In my opinion, pictures of dogs and beaches work exceptionally well as Live Photo wallpapers4, and I may consider going with one of these as my main look for a while now that iOS 17 is out.
Lastly, rather than adding more font options for the system clock, Apple added a slider to customize the font’s weight. As a result, the font panel has gone from 8 options down to 6, but you have much greater freedom in terms of getting the clock’s appearance just right with the weight you prefer.
Alas, it’s still not possible to customize the date’s font or to swap the camera and flashlight buttons at the bottom of the Lock Screen for something else. Likewise, we’re still limited to only one row of widgets underneath the clock, which – as I said last year – I don’t think is enough.
Interactive Lock Screen Widgets and Live Activities
Just like their Home Screen counterparts, Lock Screen widgets have also gained support for inline interactions, as did Live Activities. The concept is the same, but in a smaller form factor. Small Lock Screen widgets (the circular ones) can have one touch target that performs an action in the background without launching an app; the rectangular ones can have multiple buttons. Similarly, interactive Live Activities can embed multiple buttons for inline interactions.
While I believe the use cases for interactive widgets and Live Activities on the Lock Screen will be narrower than Home Screen ones5, there are still some useful examples worth noting here.
Apple makes two interactive Lock Screen widgets: Reminders and Shortcuts. The rectangular Reminders widgets displays checkboxes for up to two tasks at the same time, which you can mark as done directly from the widget under the clock. The touch target is small, but it works, and the widget reloads to show you more unfinished tasks.

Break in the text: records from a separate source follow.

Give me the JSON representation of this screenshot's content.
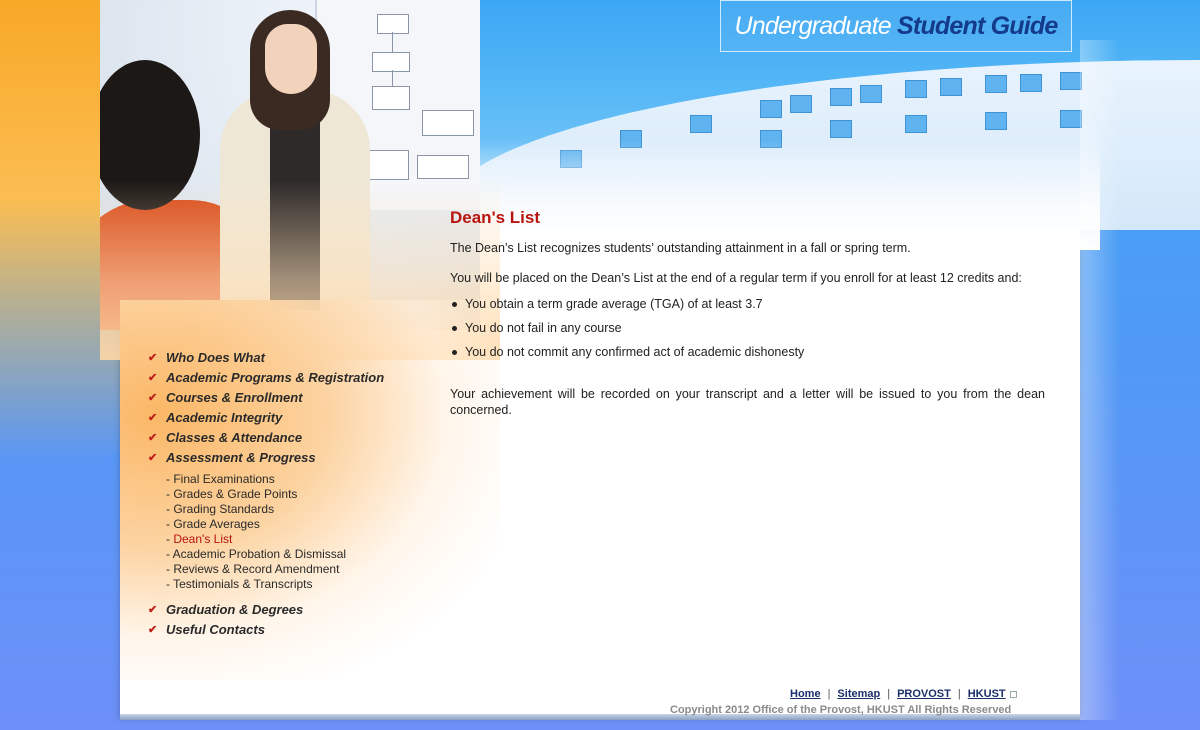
{
  "header": {
    "title_part_a": "Undergraduate",
    "title_part_b": "Student Guide"
  },
  "nav": {
    "items_top": [
      {
        "label": "Who Does What"
      },
      {
        "label": "Academic Programs & Registration"
      },
      {
        "label": "Courses & Enrollment"
      },
      {
        "label": "Academic Integrity"
      },
      {
        "label": "Classes & Attendance"
      },
      {
        "label": "Assessment & Progress"
      }
    ],
    "sub_items": [
      {
        "label": "Final Examinations",
        "active": false
      },
      {
        "label": "Grades & Grade Points",
        "active": false
      },
      {
        "label": "Grading Standards",
        "active": false
      },
      {
        "label": "Grade Averages",
        "active": false
      },
      {
        "label": "Dean's List",
        "active": true
      },
      {
        "label": "Academic Probation & Dismissal",
        "active": false
      },
      {
        "label": "Reviews & Record Amendment",
        "active": false
      },
      {
        "label": "Testimonials & Transcripts",
        "active": false
      }
    ],
    "items_bottom": [
      {
        "label": "Graduation & Degrees"
      },
      {
        "label": "Useful Contacts"
      }
    ],
    "check_icon": "✔",
    "sub_prefix": "- "
  },
  "content": {
    "title": "Dean's List",
    "intro": "The Dean’s List recognizes students’ outstanding attainment in a fall or spring term.",
    "condition": "You will be placed on the Dean’s List at the end of a regular term if you enroll for at least 12 credits and:",
    "criteria": [
      "You obtain a term grade average (TGA) of at least 3.7",
      "You do not fail in any course",
      "You do not commit any confirmed act of academic dishonesty"
    ],
    "closing": "Your achievement will be recorded on your transcript and a letter will be issued to you from the dean concerned."
  },
  "footer": {
    "links": [
      "Home",
      "Sitemap",
      "PROVOST",
      "HKUST"
    ],
    "separator": "|",
    "copyright": "Copyright 2012 Office of the Provost, HKUST   All Rights Reserved"
  },
  "colors": {
    "accent_red": "#b8140f",
    "title_blue": "#143a8a",
    "link_navy": "#1a2f6a"
  }
}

The Shortcuts widget, on the other hand, is “interactive” in the sense that it uses the same private APIs as the Home Screen one to run any shortcut from the Lock Screen, including shortcuts that display UI or bring up the keyboard.
Third-party developers cannot do this, but I love this new Lock Screen widget since I now have immediate access to shortcuts like Apple Frames without having to go to the Home Screen. For example, I created a shortcut to dictate an idea I want to append to Obsidian from the Lock Screen, and it’s glorious.
Interactive Live Activities are an obvious evolution of the feature that was introduced last year with iOS 16 and whose true usefulness became apparent with the Dynamic Island on the iPhone 14 Pro line. Live Activities in iOS 17 can also embed multiple buttons and toggles to perform actions inline and update the contents of the activity itself. If you recall, only Apple’s Live Activities could be interactive last year; this capability has now been extended to third-party developers too.
In my tests, I was able to test interactive Live Activities from Timery (shocking, I know) and Crouton, the cooking app by Devin Davies. Timery’s Live Activity displays the currently running timer and now comes with an interactive stop button. I like that this activity can be started completely in the background by a Lock Screen widget, which makes for a productive combo on the Lock Screen.
Crouton’s interactive Live Activity is terrific: when you start cooking, if you exit the app and go to the Lock Screen, you’ll find a Live Activity that offers buttons to move through recipe steps, start timers, and even increment them – all from the activity itself, without opening the Crouton app.
Crouton’s Live Activity is a remarkable example of what I mean when I say that interactive widgets, App Intents, and SwiftUI are modularizing apps and turning app features into components available throughout the operating system.
There’s still one missing piece from the puzzle: the all-new StandBy mode.